>>>>>
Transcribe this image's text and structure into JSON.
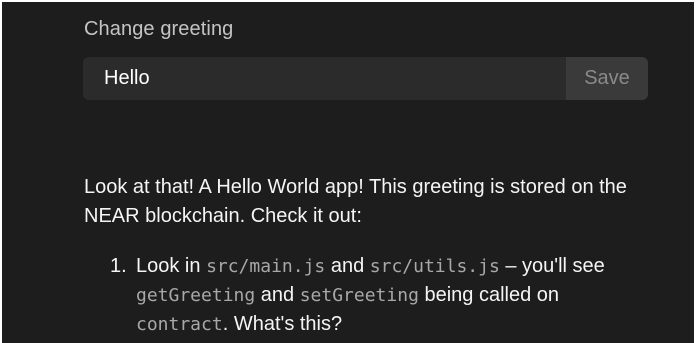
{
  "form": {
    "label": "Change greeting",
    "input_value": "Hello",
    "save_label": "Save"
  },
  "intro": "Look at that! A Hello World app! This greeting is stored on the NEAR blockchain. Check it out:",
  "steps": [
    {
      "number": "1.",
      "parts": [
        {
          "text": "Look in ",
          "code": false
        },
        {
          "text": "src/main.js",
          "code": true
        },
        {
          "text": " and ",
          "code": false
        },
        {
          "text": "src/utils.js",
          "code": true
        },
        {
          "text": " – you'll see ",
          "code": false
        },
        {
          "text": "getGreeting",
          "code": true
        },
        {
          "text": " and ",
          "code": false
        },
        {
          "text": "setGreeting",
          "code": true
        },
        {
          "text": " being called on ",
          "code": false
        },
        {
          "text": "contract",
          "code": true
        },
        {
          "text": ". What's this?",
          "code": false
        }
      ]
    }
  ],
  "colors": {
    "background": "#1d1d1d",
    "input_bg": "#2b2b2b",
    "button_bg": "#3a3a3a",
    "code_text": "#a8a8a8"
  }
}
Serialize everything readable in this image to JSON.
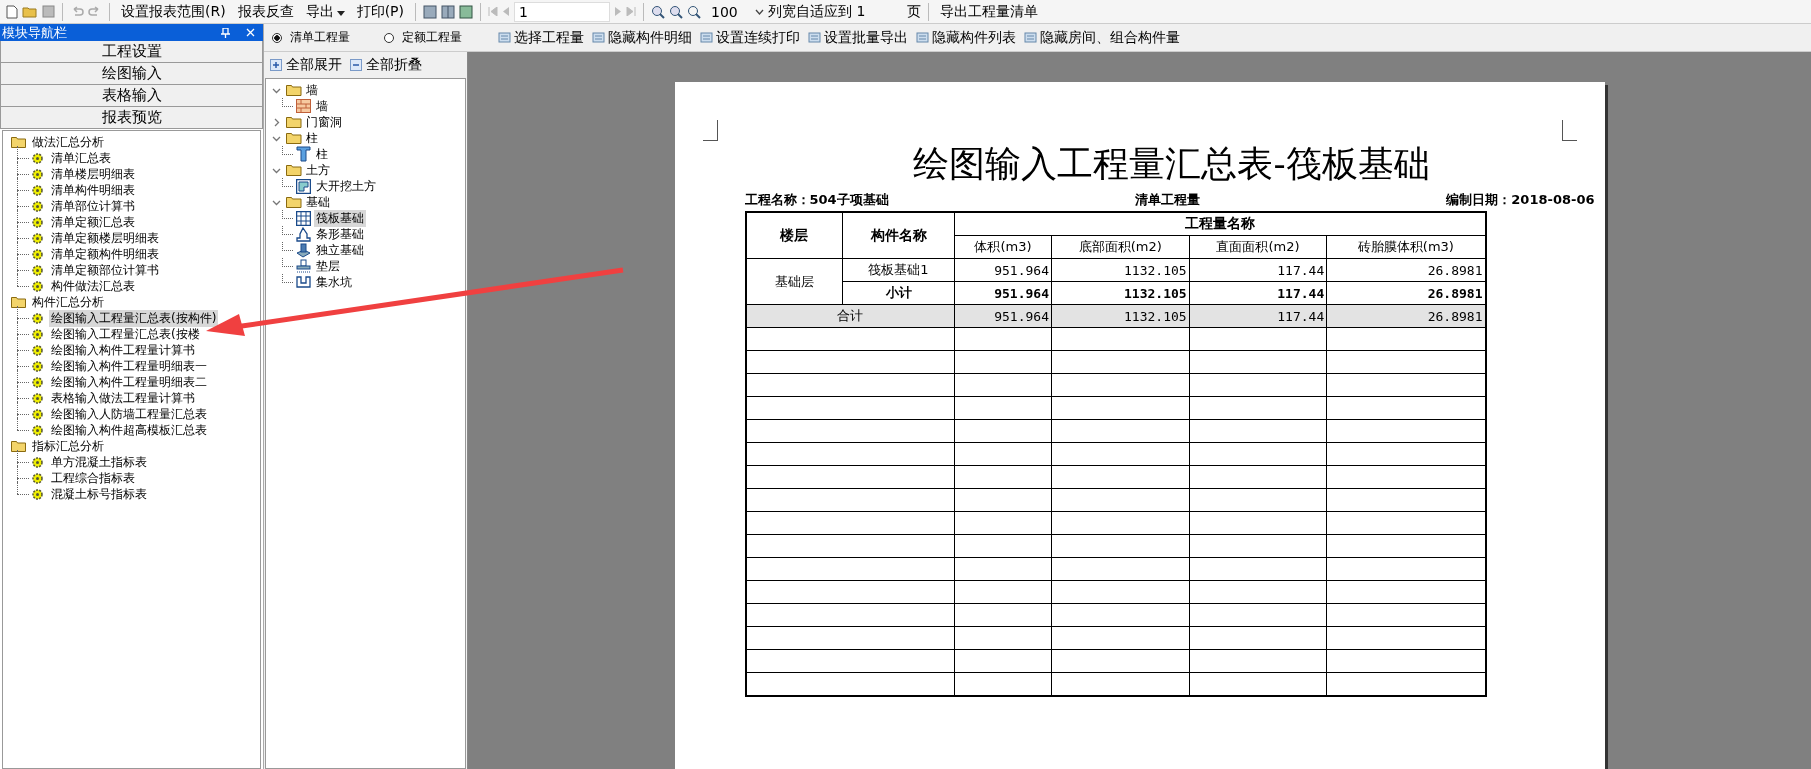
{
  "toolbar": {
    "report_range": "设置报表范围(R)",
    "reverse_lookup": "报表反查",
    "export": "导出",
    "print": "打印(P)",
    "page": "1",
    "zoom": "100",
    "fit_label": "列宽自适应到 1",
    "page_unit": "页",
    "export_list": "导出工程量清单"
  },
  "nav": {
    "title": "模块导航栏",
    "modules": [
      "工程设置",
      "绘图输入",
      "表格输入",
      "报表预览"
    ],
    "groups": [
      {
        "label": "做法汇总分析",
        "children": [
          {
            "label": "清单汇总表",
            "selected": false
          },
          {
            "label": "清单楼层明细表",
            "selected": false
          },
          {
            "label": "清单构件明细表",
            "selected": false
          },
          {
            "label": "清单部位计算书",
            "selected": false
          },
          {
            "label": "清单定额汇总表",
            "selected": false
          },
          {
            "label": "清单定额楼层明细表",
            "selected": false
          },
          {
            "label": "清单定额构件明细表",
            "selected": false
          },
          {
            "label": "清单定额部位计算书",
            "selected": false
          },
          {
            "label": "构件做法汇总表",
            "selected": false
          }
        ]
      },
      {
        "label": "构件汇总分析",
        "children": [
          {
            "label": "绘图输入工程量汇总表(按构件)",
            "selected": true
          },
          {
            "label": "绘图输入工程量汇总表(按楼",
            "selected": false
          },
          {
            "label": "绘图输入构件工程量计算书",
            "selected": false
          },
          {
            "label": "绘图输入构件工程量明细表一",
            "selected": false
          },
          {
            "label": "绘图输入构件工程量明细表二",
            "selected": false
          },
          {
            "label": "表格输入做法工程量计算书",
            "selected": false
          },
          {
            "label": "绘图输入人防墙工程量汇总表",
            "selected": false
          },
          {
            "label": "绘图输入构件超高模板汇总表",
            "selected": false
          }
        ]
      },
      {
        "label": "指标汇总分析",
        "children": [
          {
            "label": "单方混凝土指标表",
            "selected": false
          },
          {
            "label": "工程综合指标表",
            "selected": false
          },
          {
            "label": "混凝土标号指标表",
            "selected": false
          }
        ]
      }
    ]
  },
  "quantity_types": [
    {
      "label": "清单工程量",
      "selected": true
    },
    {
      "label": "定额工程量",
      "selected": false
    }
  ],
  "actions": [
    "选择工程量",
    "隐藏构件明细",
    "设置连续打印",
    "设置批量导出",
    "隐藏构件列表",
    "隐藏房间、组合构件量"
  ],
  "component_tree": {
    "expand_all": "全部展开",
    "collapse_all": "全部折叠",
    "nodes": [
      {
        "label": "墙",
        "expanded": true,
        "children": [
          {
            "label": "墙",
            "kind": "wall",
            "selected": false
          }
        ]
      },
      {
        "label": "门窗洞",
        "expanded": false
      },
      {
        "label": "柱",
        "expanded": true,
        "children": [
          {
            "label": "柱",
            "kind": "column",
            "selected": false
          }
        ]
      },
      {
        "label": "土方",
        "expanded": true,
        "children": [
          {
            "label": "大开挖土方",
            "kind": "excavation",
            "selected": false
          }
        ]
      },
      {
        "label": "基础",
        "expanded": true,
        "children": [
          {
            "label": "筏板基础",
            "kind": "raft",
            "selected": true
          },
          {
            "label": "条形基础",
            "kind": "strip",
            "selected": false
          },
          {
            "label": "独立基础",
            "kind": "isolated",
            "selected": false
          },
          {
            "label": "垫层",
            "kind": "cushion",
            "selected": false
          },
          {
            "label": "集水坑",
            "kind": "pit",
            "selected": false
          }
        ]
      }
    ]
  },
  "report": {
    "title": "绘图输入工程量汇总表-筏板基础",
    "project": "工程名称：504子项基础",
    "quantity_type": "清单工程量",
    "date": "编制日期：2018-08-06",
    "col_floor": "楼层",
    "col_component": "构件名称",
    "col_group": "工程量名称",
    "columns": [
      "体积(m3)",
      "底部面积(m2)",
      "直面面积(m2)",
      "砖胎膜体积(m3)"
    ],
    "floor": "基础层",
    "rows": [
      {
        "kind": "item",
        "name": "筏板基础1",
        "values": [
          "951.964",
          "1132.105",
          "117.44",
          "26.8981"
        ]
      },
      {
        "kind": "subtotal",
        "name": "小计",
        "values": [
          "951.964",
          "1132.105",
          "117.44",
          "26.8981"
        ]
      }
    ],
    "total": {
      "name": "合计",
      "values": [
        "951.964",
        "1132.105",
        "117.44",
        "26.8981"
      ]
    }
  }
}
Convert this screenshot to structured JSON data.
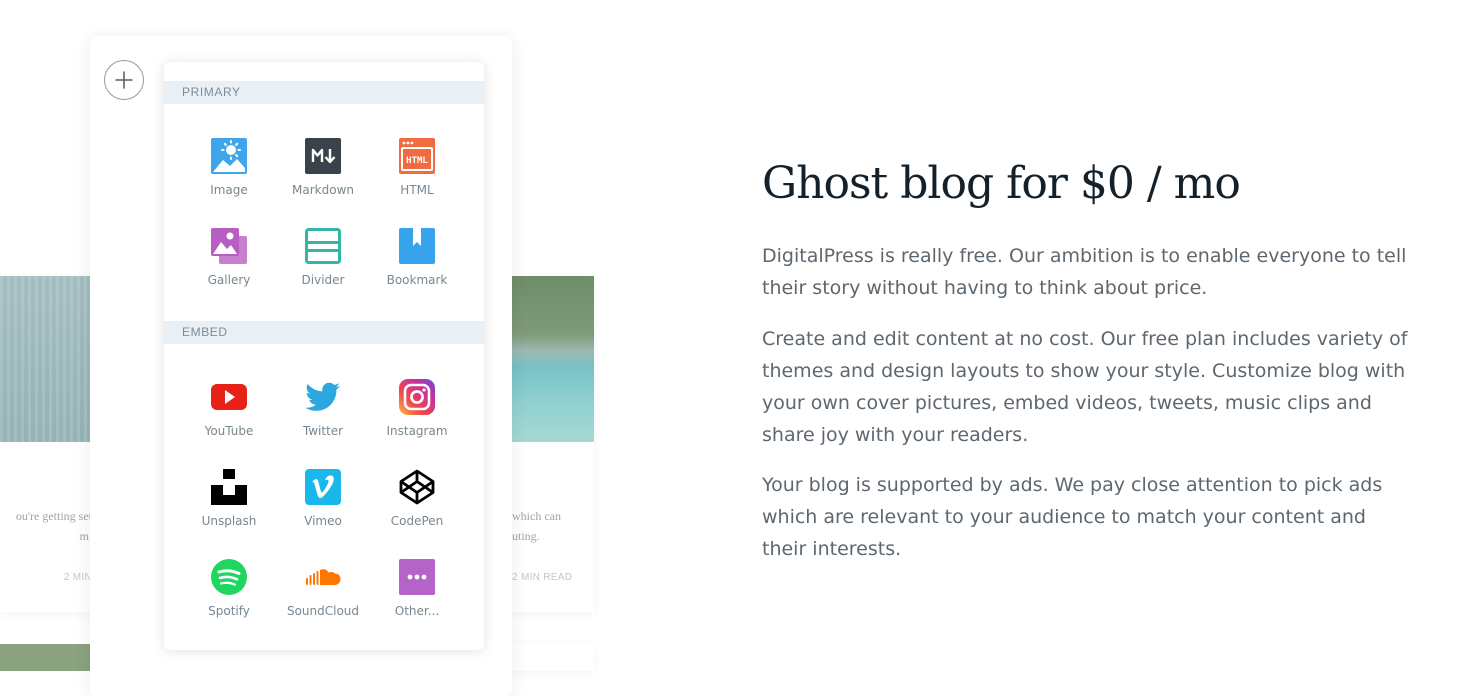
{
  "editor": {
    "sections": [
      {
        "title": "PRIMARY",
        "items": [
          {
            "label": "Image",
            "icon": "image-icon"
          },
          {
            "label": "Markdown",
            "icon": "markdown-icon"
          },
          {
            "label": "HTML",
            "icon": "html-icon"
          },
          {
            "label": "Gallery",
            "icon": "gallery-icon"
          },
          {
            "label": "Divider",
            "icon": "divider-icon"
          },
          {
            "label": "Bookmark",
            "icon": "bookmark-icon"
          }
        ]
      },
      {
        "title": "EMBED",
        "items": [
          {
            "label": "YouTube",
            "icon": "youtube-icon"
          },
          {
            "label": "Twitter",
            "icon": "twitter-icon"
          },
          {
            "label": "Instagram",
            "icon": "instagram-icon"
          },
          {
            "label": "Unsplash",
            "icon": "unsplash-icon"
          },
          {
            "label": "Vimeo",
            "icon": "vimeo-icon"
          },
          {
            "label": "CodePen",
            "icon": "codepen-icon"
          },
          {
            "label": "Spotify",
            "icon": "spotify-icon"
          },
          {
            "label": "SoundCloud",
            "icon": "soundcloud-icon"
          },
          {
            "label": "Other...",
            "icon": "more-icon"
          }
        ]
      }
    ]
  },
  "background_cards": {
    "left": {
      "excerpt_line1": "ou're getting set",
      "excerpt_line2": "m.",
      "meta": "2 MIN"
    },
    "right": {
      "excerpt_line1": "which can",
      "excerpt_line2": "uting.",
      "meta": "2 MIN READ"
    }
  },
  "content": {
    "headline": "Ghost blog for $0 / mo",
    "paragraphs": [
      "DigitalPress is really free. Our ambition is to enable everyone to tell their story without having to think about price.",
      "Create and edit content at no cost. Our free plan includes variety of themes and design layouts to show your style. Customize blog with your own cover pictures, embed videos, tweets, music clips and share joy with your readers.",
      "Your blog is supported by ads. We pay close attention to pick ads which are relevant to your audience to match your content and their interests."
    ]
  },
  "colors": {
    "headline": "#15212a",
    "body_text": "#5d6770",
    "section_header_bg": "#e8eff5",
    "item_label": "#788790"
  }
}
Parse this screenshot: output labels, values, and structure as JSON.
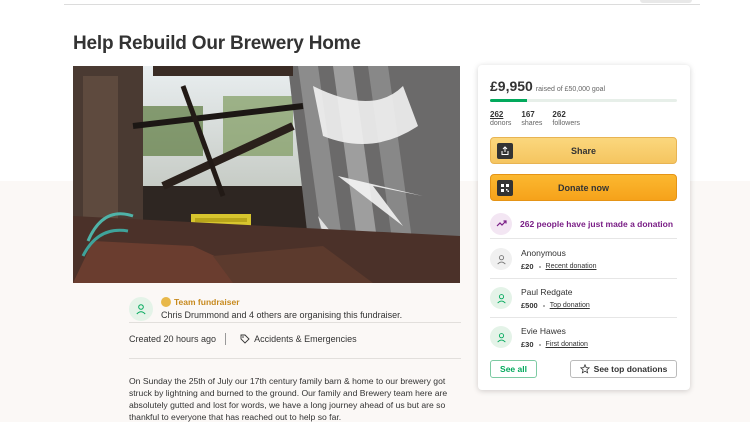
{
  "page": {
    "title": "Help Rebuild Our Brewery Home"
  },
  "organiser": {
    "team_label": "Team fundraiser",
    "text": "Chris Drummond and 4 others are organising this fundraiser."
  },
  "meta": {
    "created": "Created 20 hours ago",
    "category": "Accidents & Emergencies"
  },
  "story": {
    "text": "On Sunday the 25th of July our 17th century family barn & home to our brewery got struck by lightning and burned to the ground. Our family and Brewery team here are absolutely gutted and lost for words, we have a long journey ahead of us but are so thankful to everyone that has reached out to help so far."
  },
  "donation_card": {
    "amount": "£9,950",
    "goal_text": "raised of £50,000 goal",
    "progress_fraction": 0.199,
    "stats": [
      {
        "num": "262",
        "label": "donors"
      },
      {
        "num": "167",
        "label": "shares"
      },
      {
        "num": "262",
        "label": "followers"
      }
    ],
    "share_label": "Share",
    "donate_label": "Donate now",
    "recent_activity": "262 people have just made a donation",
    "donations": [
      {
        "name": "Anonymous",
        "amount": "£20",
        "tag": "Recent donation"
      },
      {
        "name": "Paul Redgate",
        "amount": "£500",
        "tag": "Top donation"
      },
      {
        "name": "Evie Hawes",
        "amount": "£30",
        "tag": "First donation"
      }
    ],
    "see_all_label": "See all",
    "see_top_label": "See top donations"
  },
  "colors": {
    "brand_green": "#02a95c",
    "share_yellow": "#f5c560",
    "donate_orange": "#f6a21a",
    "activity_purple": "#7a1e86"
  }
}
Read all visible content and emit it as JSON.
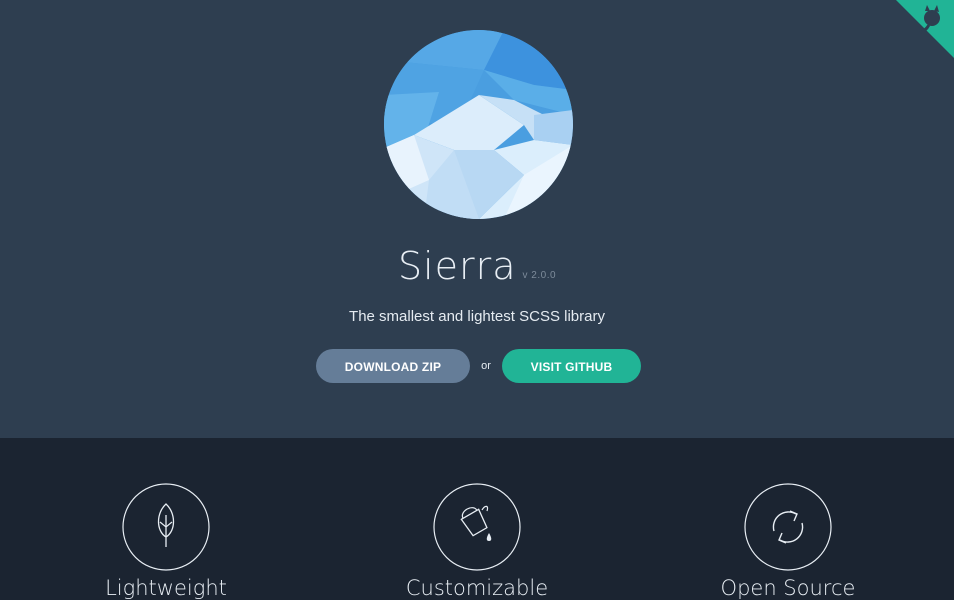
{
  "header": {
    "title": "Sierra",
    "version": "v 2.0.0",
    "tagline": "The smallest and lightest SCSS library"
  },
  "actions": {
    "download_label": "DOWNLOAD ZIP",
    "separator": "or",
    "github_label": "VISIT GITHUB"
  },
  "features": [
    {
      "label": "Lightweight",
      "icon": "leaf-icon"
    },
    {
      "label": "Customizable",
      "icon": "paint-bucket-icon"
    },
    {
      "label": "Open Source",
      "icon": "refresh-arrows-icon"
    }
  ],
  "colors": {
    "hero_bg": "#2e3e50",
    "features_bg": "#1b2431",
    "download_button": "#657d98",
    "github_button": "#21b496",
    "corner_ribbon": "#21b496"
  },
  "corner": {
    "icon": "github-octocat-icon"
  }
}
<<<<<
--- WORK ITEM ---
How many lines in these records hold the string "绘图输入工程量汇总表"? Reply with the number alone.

--- PROBLEM SOLUTION ---
3